▶ [What to produce]: Search the material below for lines containing the string "true", and copy every one you find.

▶ [Given entries]:
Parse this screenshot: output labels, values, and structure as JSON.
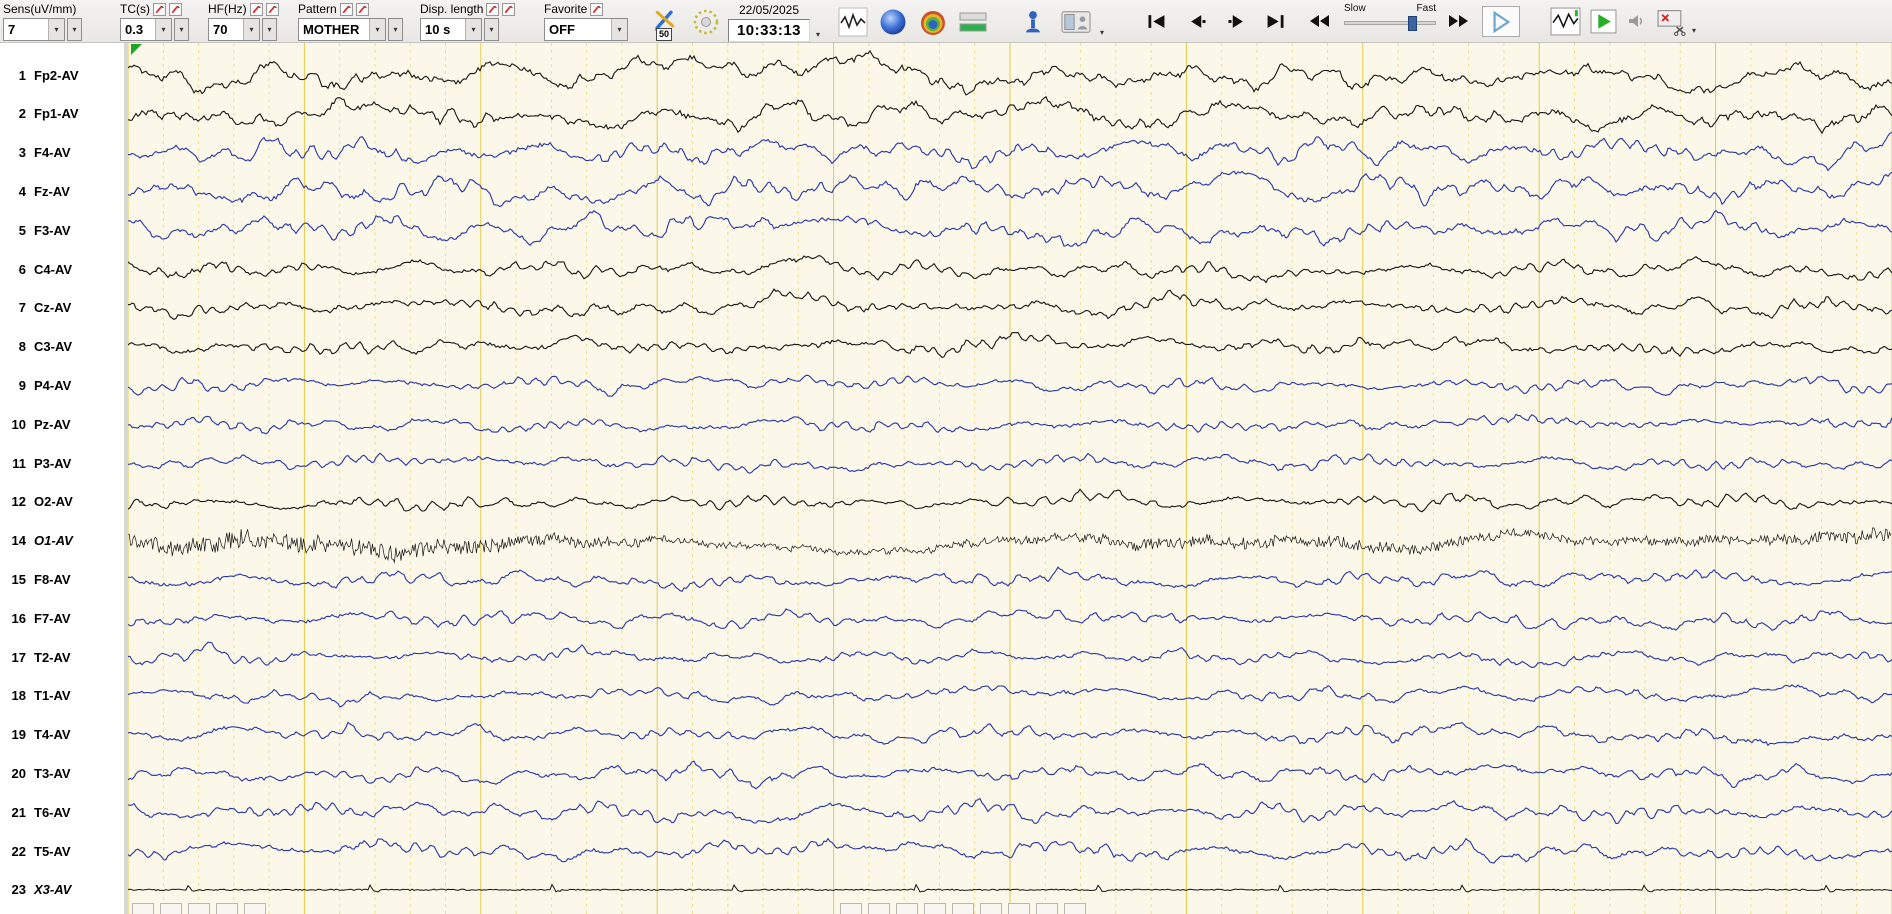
{
  "toolbar": {
    "sens": {
      "label": "Sens(uV/mm)",
      "value": "7"
    },
    "tc": {
      "label": "TC(s)",
      "value": "0.3"
    },
    "hf": {
      "label": "HF(Hz)",
      "value": "70"
    },
    "pattern": {
      "label": "Pattern",
      "value": "MOTHER"
    },
    "disp_length": {
      "label": "Disp. length",
      "value": "10 s"
    },
    "favorite": {
      "label": "Favorite",
      "value": "OFF"
    },
    "notch_badge": "50",
    "date": "22/05/2025",
    "time": "10:33:13",
    "speed_slow": "Slow",
    "speed_fast": "Fast"
  },
  "channels": [
    {
      "num": "1",
      "label": "Fp2-AV",
      "color": "#141414",
      "italic": false,
      "wave": {
        "type": "eeg",
        "slow": 8,
        "mid": 5,
        "alpha": 3,
        "noise": 1.6
      }
    },
    {
      "num": "2",
      "label": "Fp1-AV",
      "color": "#141414",
      "italic": false,
      "wave": {
        "type": "eeg",
        "slow": 8,
        "mid": 5,
        "alpha": 3,
        "noise": 1.6
      }
    },
    {
      "num": "3",
      "label": "F4-AV",
      "color": "#2634a4",
      "italic": false,
      "wave": {
        "type": "eeg",
        "slow": 7,
        "mid": 5.5,
        "alpha": 4,
        "noise": 1.1
      }
    },
    {
      "num": "4",
      "label": "Fz-AV",
      "color": "#2634a4",
      "italic": false,
      "wave": {
        "type": "eeg",
        "slow": 7.5,
        "mid": 6,
        "alpha": 4,
        "noise": 1.1
      }
    },
    {
      "num": "5",
      "label": "F3-AV",
      "color": "#2634a4",
      "italic": false,
      "wave": {
        "type": "eeg",
        "slow": 7,
        "mid": 5.5,
        "alpha": 4,
        "noise": 1.1
      }
    },
    {
      "num": "6",
      "label": "C4-AV",
      "color": "#141414",
      "italic": false,
      "wave": {
        "type": "eeg",
        "slow": 4.5,
        "mid": 3.5,
        "alpha": 3,
        "noise": 1.2
      }
    },
    {
      "num": "7",
      "label": "Cz-AV",
      "color": "#141414",
      "italic": false,
      "wave": {
        "type": "eeg",
        "slow": 5,
        "mid": 3.5,
        "alpha": 3,
        "noise": 1.2
      }
    },
    {
      "num": "8",
      "label": "C3-AV",
      "color": "#141414",
      "italic": false,
      "wave": {
        "type": "eeg",
        "slow": 4.5,
        "mid": 3.5,
        "alpha": 3,
        "noise": 1.2
      }
    },
    {
      "num": "9",
      "label": "P4-AV",
      "color": "#2634a4",
      "italic": false,
      "wave": {
        "type": "eeg",
        "slow": 3.5,
        "mid": 3,
        "alpha": 3,
        "noise": 0.9
      }
    },
    {
      "num": "10",
      "label": "Pz-AV",
      "color": "#2634a4",
      "italic": false,
      "wave": {
        "type": "eeg",
        "slow": 3.5,
        "mid": 3,
        "alpha": 3,
        "noise": 0.9
      }
    },
    {
      "num": "11",
      "label": "P3-AV",
      "color": "#2634a4",
      "italic": false,
      "wave": {
        "type": "eeg",
        "slow": 3.5,
        "mid": 3,
        "alpha": 3,
        "noise": 0.9
      }
    },
    {
      "num": "12",
      "label": "O2-AV",
      "color": "#141414",
      "italic": false,
      "wave": {
        "type": "eeg",
        "slow": 3.5,
        "mid": 3,
        "alpha": 3.5,
        "noise": 1
      }
    },
    {
      "num": "14",
      "label": "O1-AV",
      "color": "#141414",
      "italic": true,
      "wave": {
        "type": "emg",
        "slow": 3,
        "mid": 2,
        "alpha": 1,
        "noise": 9
      }
    },
    {
      "num": "15",
      "label": "F8-AV",
      "color": "#2634a4",
      "italic": false,
      "wave": {
        "type": "eeg",
        "slow": 4.5,
        "mid": 3.5,
        "alpha": 3,
        "noise": 1
      }
    },
    {
      "num": "16",
      "label": "F7-AV",
      "color": "#2634a4",
      "italic": false,
      "wave": {
        "type": "eeg",
        "slow": 4.5,
        "mid": 3.5,
        "alpha": 3,
        "noise": 1
      }
    },
    {
      "num": "17",
      "label": "T2-AV",
      "color": "#2634a4",
      "italic": false,
      "wave": {
        "type": "eeg",
        "slow": 4,
        "mid": 3,
        "alpha": 2.5,
        "noise": 0.9
      }
    },
    {
      "num": "18",
      "label": "T1-AV",
      "color": "#2634a4",
      "italic": false,
      "wave": {
        "type": "eeg",
        "slow": 4,
        "mid": 3,
        "alpha": 2.5,
        "noise": 0.9
      }
    },
    {
      "num": "19",
      "label": "T4-AV",
      "color": "#2634a4",
      "italic": false,
      "wave": {
        "type": "eeg",
        "slow": 4.5,
        "mid": 3.5,
        "alpha": 3,
        "noise": 1
      }
    },
    {
      "num": "20",
      "label": "T3-AV",
      "color": "#2634a4",
      "italic": false,
      "wave": {
        "type": "eeg",
        "slow": 4.5,
        "mid": 3.5,
        "alpha": 3,
        "noise": 1
      }
    },
    {
      "num": "21",
      "label": "T6-AV",
      "color": "#2634a4",
      "italic": false,
      "wave": {
        "type": "eeg",
        "slow": 4.5,
        "mid": 3.5,
        "alpha": 3.5,
        "noise": 1
      }
    },
    {
      "num": "22",
      "label": "T5-AV",
      "color": "#2634a4",
      "italic": false,
      "wave": {
        "type": "eeg",
        "slow": 4.5,
        "mid": 3.5,
        "alpha": 3.5,
        "noise": 1
      }
    },
    {
      "num": "23",
      "label": "X3-AV",
      "color": "#141414",
      "italic": true,
      "wave": {
        "type": "flat",
        "slow": 0.5,
        "mid": 0,
        "alpha": 0,
        "noise": 0.5
      }
    }
  ]
}
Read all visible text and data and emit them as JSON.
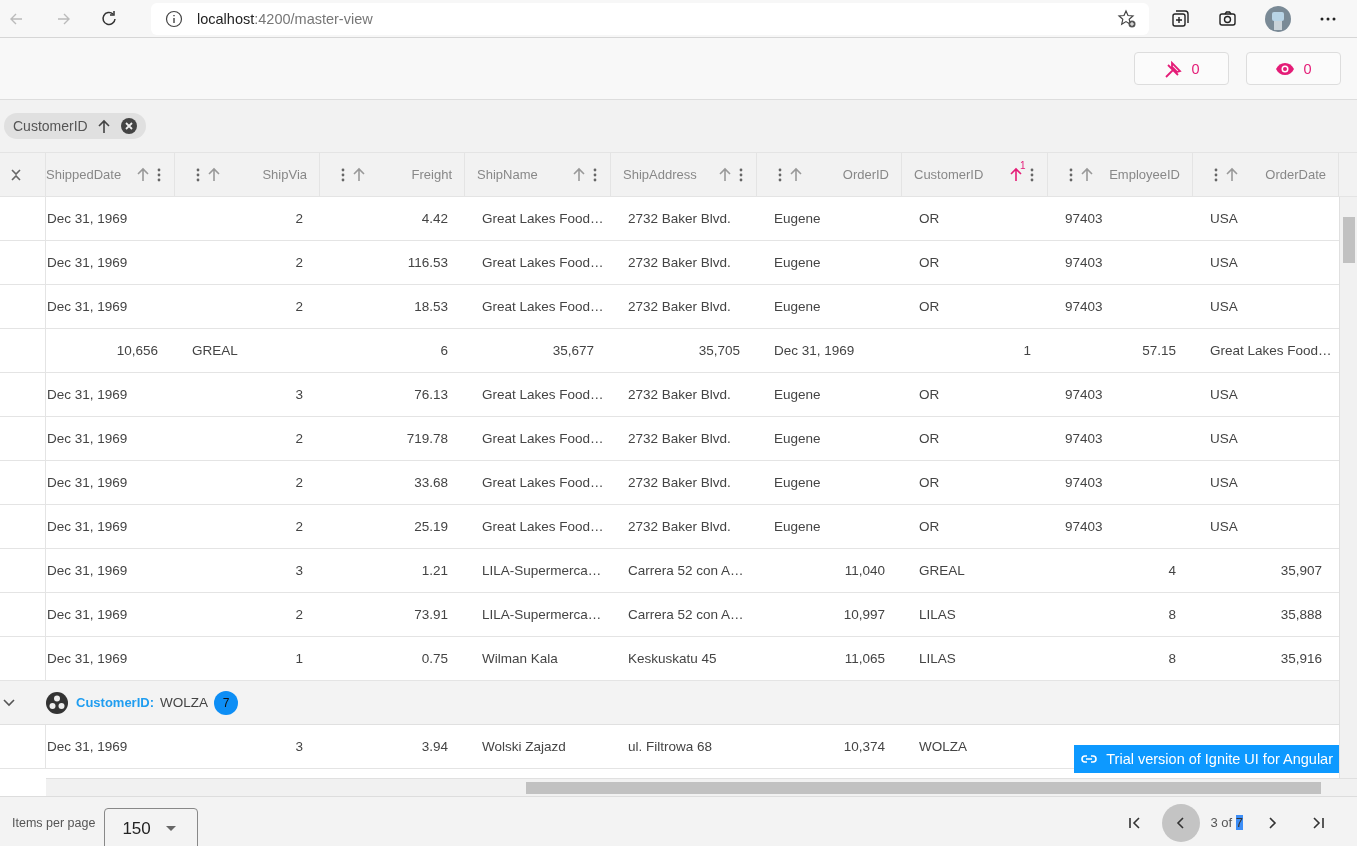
{
  "browser": {
    "url_host": "localhost",
    "url_rest": ":4200/master-view"
  },
  "toolbar": {
    "buttons": [
      {
        "kind": "pinned",
        "count": "0"
      },
      {
        "kind": "hidden",
        "count": "0"
      }
    ]
  },
  "group_by": {
    "chips": [
      {
        "label": "CustomerID"
      }
    ]
  },
  "grid": {
    "columns": [
      {
        "label": "ShippedDate",
        "kind": "text",
        "sorted": false
      },
      {
        "label": "ShipVia",
        "kind": "number",
        "sorted": false
      },
      {
        "label": "Freight",
        "kind": "number",
        "sorted": false
      },
      {
        "label": "ShipName",
        "kind": "text",
        "sorted": false
      },
      {
        "label": "ShipAddress",
        "kind": "text",
        "sorted": false
      },
      {
        "label": "OrderID",
        "kind": "number",
        "sorted": false
      },
      {
        "label": "CustomerID",
        "kind": "text",
        "sorted": true,
        "sort_index": "1"
      },
      {
        "label": "EmployeeID",
        "kind": "number",
        "sorted": false
      },
      {
        "label": "OrderDate",
        "kind": "number",
        "sorted": false
      }
    ],
    "rows": [
      {
        "kind": "data",
        "cells": [
          {
            "text": "Dec 31, 1969",
            "kind": "text"
          },
          {
            "text": "2",
            "kind": "number"
          },
          {
            "text": "4.42",
            "kind": "number"
          },
          {
            "text": "Great Lakes Food…",
            "kind": "text"
          },
          {
            "text": "2732 Baker Blvd.",
            "kind": "text"
          },
          {
            "text": "Eugene",
            "kind": "text"
          },
          {
            "text": "OR",
            "kind": "text"
          },
          {
            "text": "97403",
            "kind": "text"
          },
          {
            "text": "USA",
            "kind": "text"
          }
        ]
      },
      {
        "kind": "data",
        "cells": [
          {
            "text": "Dec 31, 1969",
            "kind": "text"
          },
          {
            "text": "2",
            "kind": "number"
          },
          {
            "text": "116.53",
            "kind": "number"
          },
          {
            "text": "Great Lakes Food…",
            "kind": "text"
          },
          {
            "text": "2732 Baker Blvd.",
            "kind": "text"
          },
          {
            "text": "Eugene",
            "kind": "text"
          },
          {
            "text": "OR",
            "kind": "text"
          },
          {
            "text": "97403",
            "kind": "text"
          },
          {
            "text": "USA",
            "kind": "text"
          }
        ]
      },
      {
        "kind": "data",
        "cells": [
          {
            "text": "Dec 31, 1969",
            "kind": "text"
          },
          {
            "text": "2",
            "kind": "number"
          },
          {
            "text": "18.53",
            "kind": "number"
          },
          {
            "text": "Great Lakes Food…",
            "kind": "text"
          },
          {
            "text": "2732 Baker Blvd.",
            "kind": "text"
          },
          {
            "text": "Eugene",
            "kind": "text"
          },
          {
            "text": "OR",
            "kind": "text"
          },
          {
            "text": "97403",
            "kind": "text"
          },
          {
            "text": "USA",
            "kind": "text"
          }
        ]
      },
      {
        "kind": "data",
        "cells": [
          {
            "text": "10,656",
            "kind": "number"
          },
          {
            "text": "GREAL",
            "kind": "text"
          },
          {
            "text": "6",
            "kind": "number"
          },
          {
            "text": "35,677",
            "kind": "number"
          },
          {
            "text": "35,705",
            "kind": "number"
          },
          {
            "text": "Dec 31, 1969",
            "kind": "text"
          },
          {
            "text": "1",
            "kind": "number"
          },
          {
            "text": "57.15",
            "kind": "number"
          },
          {
            "text": "Great Lakes Food…",
            "kind": "text"
          }
        ]
      },
      {
        "kind": "data",
        "cells": [
          {
            "text": "Dec 31, 1969",
            "kind": "text"
          },
          {
            "text": "3",
            "kind": "number"
          },
          {
            "text": "76.13",
            "kind": "number"
          },
          {
            "text": "Great Lakes Food…",
            "kind": "text"
          },
          {
            "text": "2732 Baker Blvd.",
            "kind": "text"
          },
          {
            "text": "Eugene",
            "kind": "text"
          },
          {
            "text": "OR",
            "kind": "text"
          },
          {
            "text": "97403",
            "kind": "text"
          },
          {
            "text": "USA",
            "kind": "text"
          }
        ]
      },
      {
        "kind": "data",
        "cells": [
          {
            "text": "Dec 31, 1969",
            "kind": "text"
          },
          {
            "text": "2",
            "kind": "number"
          },
          {
            "text": "719.78",
            "kind": "number"
          },
          {
            "text": "Great Lakes Food…",
            "kind": "text"
          },
          {
            "text": "2732 Baker Blvd.",
            "kind": "text"
          },
          {
            "text": "Eugene",
            "kind": "text"
          },
          {
            "text": "OR",
            "kind": "text"
          },
          {
            "text": "97403",
            "kind": "text"
          },
          {
            "text": "USA",
            "kind": "text"
          }
        ]
      },
      {
        "kind": "data",
        "cells": [
          {
            "text": "Dec 31, 1969",
            "kind": "text"
          },
          {
            "text": "2",
            "kind": "number"
          },
          {
            "text": "33.68",
            "kind": "number"
          },
          {
            "text": "Great Lakes Food…",
            "kind": "text"
          },
          {
            "text": "2732 Baker Blvd.",
            "kind": "text"
          },
          {
            "text": "Eugene",
            "kind": "text"
          },
          {
            "text": "OR",
            "kind": "text"
          },
          {
            "text": "97403",
            "kind": "text"
          },
          {
            "text": "USA",
            "kind": "text"
          }
        ]
      },
      {
        "kind": "data",
        "cells": [
          {
            "text": "Dec 31, 1969",
            "kind": "text"
          },
          {
            "text": "2",
            "kind": "number"
          },
          {
            "text": "25.19",
            "kind": "number"
          },
          {
            "text": "Great Lakes Food…",
            "kind": "text"
          },
          {
            "text": "2732 Baker Blvd.",
            "kind": "text"
          },
          {
            "text": "Eugene",
            "kind": "text"
          },
          {
            "text": "OR",
            "kind": "text"
          },
          {
            "text": "97403",
            "kind": "text"
          },
          {
            "text": "USA",
            "kind": "text"
          }
        ]
      },
      {
        "kind": "data",
        "cells": [
          {
            "text": "Dec 31, 1969",
            "kind": "text"
          },
          {
            "text": "3",
            "kind": "number"
          },
          {
            "text": "1.21",
            "kind": "number"
          },
          {
            "text": "LILA-Supermerca…",
            "kind": "text"
          },
          {
            "text": "Carrera 52 con A…",
            "kind": "text"
          },
          {
            "text": "11,040",
            "kind": "number"
          },
          {
            "text": "GREAL",
            "kind": "text"
          },
          {
            "text": "4",
            "kind": "number"
          },
          {
            "text": "35,907",
            "kind": "number"
          }
        ]
      },
      {
        "kind": "data",
        "cells": [
          {
            "text": "Dec 31, 1969",
            "kind": "text"
          },
          {
            "text": "2",
            "kind": "number"
          },
          {
            "text": "73.91",
            "kind": "number"
          },
          {
            "text": "LILA-Supermerca…",
            "kind": "text"
          },
          {
            "text": "Carrera 52 con A…",
            "kind": "text"
          },
          {
            "text": "10,997",
            "kind": "number"
          },
          {
            "text": "LILAS",
            "kind": "text"
          },
          {
            "text": "8",
            "kind": "number"
          },
          {
            "text": "35,888",
            "kind": "number"
          }
        ]
      },
      {
        "kind": "data",
        "cells": [
          {
            "text": "Dec 31, 1969",
            "kind": "text"
          },
          {
            "text": "1",
            "kind": "number"
          },
          {
            "text": "0.75",
            "kind": "number"
          },
          {
            "text": "Wilman Kala",
            "kind": "text"
          },
          {
            "text": "Keskuskatu 45",
            "kind": "text"
          },
          {
            "text": "11,065",
            "kind": "number"
          },
          {
            "text": "LILAS",
            "kind": "text"
          },
          {
            "text": "8",
            "kind": "number"
          },
          {
            "text": "35,916",
            "kind": "number"
          }
        ]
      },
      {
        "kind": "group",
        "expanded": true,
        "field": "CustomerID:",
        "value": "WOLZA",
        "count": "7"
      },
      {
        "kind": "data",
        "cells": [
          {
            "text": "Dec 31, 1969",
            "kind": "text"
          },
          {
            "text": "3",
            "kind": "number"
          },
          {
            "text": "3.94",
            "kind": "number"
          },
          {
            "text": "Wolski Zajazd",
            "kind": "text"
          },
          {
            "text": "ul. Filtrowa 68",
            "kind": "text"
          },
          {
            "text": "10,374",
            "kind": "number"
          },
          {
            "text": "WOLZA",
            "kind": "text"
          }
        ]
      }
    ]
  },
  "trial_badge": {
    "text": "Trial version of Ignite UI for Angular"
  },
  "paginator": {
    "label": "Items per page",
    "per_page": "150",
    "page_text": "3 of",
    "total": "7",
    "total_highlighted": true,
    "prev_focused": true
  }
}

▶ [Answer box]:
      "italic": true,
      "italic": true,
        "sorted": true,
        "expanded": true,
    "total_highlighted": true,
    "prev_focused": true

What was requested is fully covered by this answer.